DIRECTIONS
Those lines of the records that contain "ընտանիքները" are to be located and copied.
*** Begin section ***
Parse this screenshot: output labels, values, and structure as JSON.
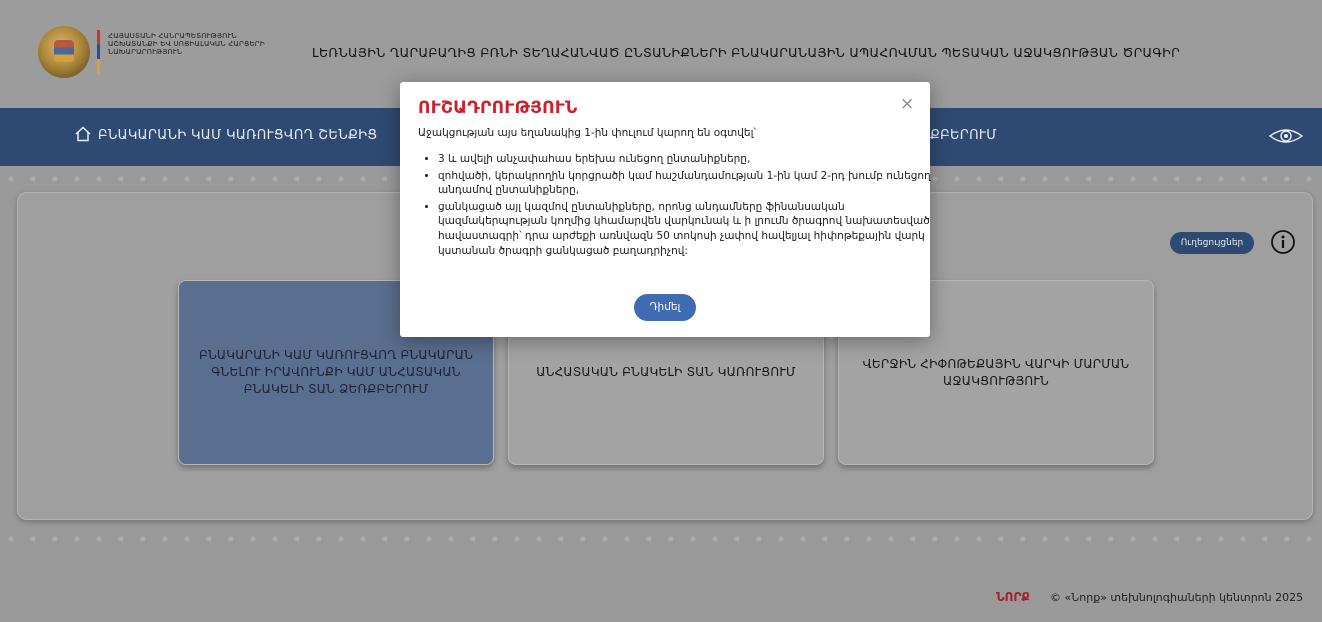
{
  "header": {
    "ministry_name": "ՀԱՅԱՍՏԱՆԻ ՀԱՆՐԱՊԵՏՈՒԹՅՈՒՆ ԱՇԽԱՏԱՆՔԻ ԵՎ ՍՈՑԻԱԼԱԿԱՆ ՀԱՐՑԵՐԻ ՆԱԽԱՐԱՐՈՒԹՅՈՒՆ",
    "program_title": "ԼԵՌՆԱՅԻՆ ՂԱՐԱԲԱՂԻՑ ԲՌՆԻ ՏԵՂԱՀԱՆՎԱԾ ԸՆՏԱՆԻՔՆԵՐԻ ԲՆԱԿԱՐԱՆԱՅԻՆ ԱՊԱՀՈՎՄԱՆ ՊԵՏԱԿԱՆ ԱՋԱԿՑՈՒԹՅԱՆ ԾՐԱԳԻՐ"
  },
  "nav": {
    "left_label": "ԲՆԱԿԱՐԱՆԻ ԿԱՄ ԿԱՌՈՒՑՎՈՂ ՇԵՆՔԻՑ",
    "right_label": "ՔԲԵՐՈՒՄ"
  },
  "toolbar": {
    "instructions_label": "Ուղեցույցներ"
  },
  "cards": [
    "ԲՆԱԿԱՐԱՆԻ ԿԱՄ ԿԱՌՈՒՑՎՈՂ ԲՆԱԿԱՐԱՆ ԳՆԵԼՈՒ ԻՐԱՎՈՒՆՔԻ ԿԱՄ ԱՆՀԱՏԱԿԱՆ ԲՆԱԿԵԼԻ ՏԱՆ ՁԵՌՔԲԵՐՈՒՄ",
    "ԱՆՀԱՏԱԿԱՆ ԲՆԱԿԵԼԻ ՏԱՆ ԿԱՌՈՒՑՈՒՄ",
    "ՎԵՐՋԻՆ ՀԻՓՈԹԵՔԱՅԻՆ ՎԱՐԿԻ ՄԱՐՄԱՆ ԱՋԱԿՑՈՒԹՅՈՒՆ"
  ],
  "modal": {
    "title": "ՈՒՇԱԴՐՈՒԹՅՈՒՆ",
    "close": "×",
    "intro": "Աջակցության այս եղանակից 1-ին փուլում կարող են օգտվել՝",
    "items": [
      "3 և ավելի անչափահաս երեխա ունեցող ընտանիքները,",
      "զոհվածի, կերակրողին կորցրածի կամ հաշմանդամության 1-ին կամ 2-րդ խումբ ունեցող անդամով ընտանիքները,",
      "ցանկացած այլ կազմով ընտանիքները, որոնց անդամները ֆինանսական կազմակերպության կողմից կհամարվեն վարկունակ և ի լրումն ծրագրով նախատեսված հավաստագրի՝ դրա արժեքի առնվազն 50 տոկոսի չափով հավելյալ հիփոթեքային վարկ կստանան ծրագրի ցանկացած բաղադրիչով:"
    ],
    "button_label": "Դիմել"
  },
  "footer": {
    "logo_text": "ՆՈՐՔ",
    "copyright": "© «Նորք» տեխնոլոգիաների կենտրոն 2025"
  },
  "colors": {
    "navbar": "#2f4a72",
    "modal_title": "#d11f2a",
    "primary_button": "#3f6bb0",
    "active_card": "#5a6e8f",
    "footer_logo": "#a4202c"
  }
}
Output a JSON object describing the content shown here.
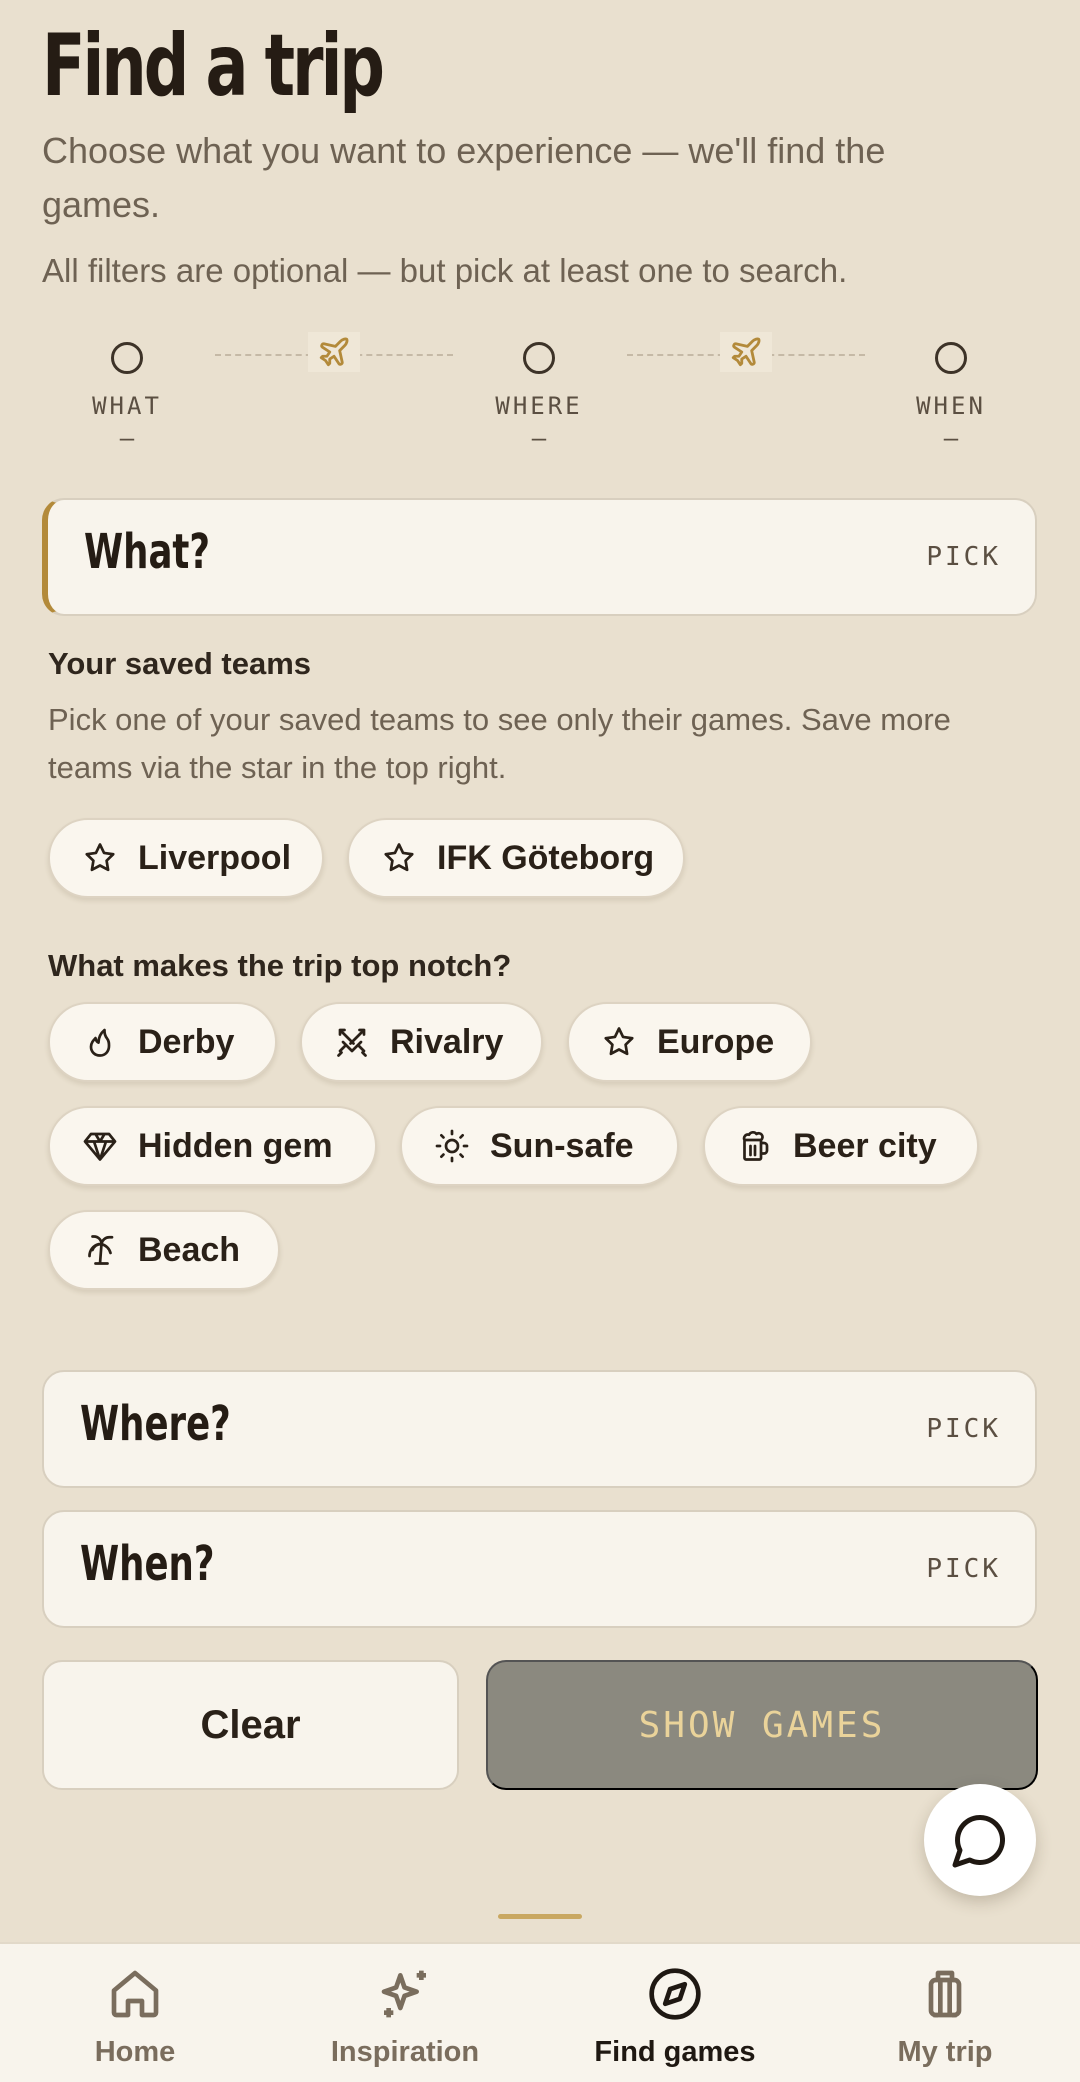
{
  "header": {
    "title": "Find a trip",
    "subtitle": "Choose what you want to experience — we'll find the games.",
    "hint": "All filters are optional — but pick at least one to search."
  },
  "stepper": {
    "steps": [
      {
        "label": "WHAT",
        "value": "–"
      },
      {
        "label": "WHERE",
        "value": "–"
      },
      {
        "label": "WHEN",
        "value": "–"
      }
    ]
  },
  "what_card": {
    "title": "What?",
    "action": "PICK"
  },
  "saved_teams": {
    "heading": "Your saved teams",
    "description": "Pick one of your saved teams to see only their games. Save more teams via the star in the top right.",
    "teams": [
      {
        "label": "Liverpool",
        "icon": "star-icon"
      },
      {
        "label": "IFK Göteborg",
        "icon": "star-icon"
      }
    ]
  },
  "top_notch": {
    "heading": "What makes the trip top notch?",
    "tags": [
      {
        "label": "Derby",
        "icon": "flame-icon"
      },
      {
        "label": "Rivalry",
        "icon": "crossed-swords-icon"
      },
      {
        "label": "Europe",
        "icon": "star-icon"
      },
      {
        "label": "Hidden gem",
        "icon": "gem-icon"
      },
      {
        "label": "Sun-safe",
        "icon": "sun-icon"
      },
      {
        "label": "Beer city",
        "icon": "beer-mug-icon"
      },
      {
        "label": "Beach",
        "icon": "palm-tree-icon"
      }
    ]
  },
  "where_card": {
    "title": "Where?",
    "action": "PICK"
  },
  "when_card": {
    "title": "When?",
    "action": "PICK"
  },
  "actions": {
    "clear_label": "Clear",
    "show_label": "SHOW GAMES"
  },
  "colors": {
    "background": "#e9e0cf",
    "accent": "#b38a3a",
    "disabled_button": "#8b897f"
  },
  "nav": {
    "items": [
      {
        "label": "Home",
        "icon": "home-icon"
      },
      {
        "label": "Inspiration",
        "icon": "sparkles-icon"
      },
      {
        "label": "Find games",
        "icon": "compass-icon",
        "active": true
      },
      {
        "label": "My trip",
        "icon": "luggage-icon"
      }
    ]
  }
}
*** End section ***
FINISHED TASK
      "3 և ավելի անչափահաս երեխա ունեցող ընտանիքները,",
      "զոհվածի, կերակրողին կորցրածի կամ հաշմանդամության 1-ին կամ 2-րդ խումբ ունեցող անդամով ընտանիքները,",
      "ցանկացած այլ կազմով ընտանիքները, որոնց անդամները ֆինանսական կազմակերպության կողմից կհամարվեն վարկունակ և ի լրումն ծրագրով նախատեսված հավաստագրի՝ դրա արժեքի առնվազն 50 տոկոսի չափով հավելյալ հիփոթեքային վարկ կստանան ծրագրի ցանկացած բաղադրիչով:"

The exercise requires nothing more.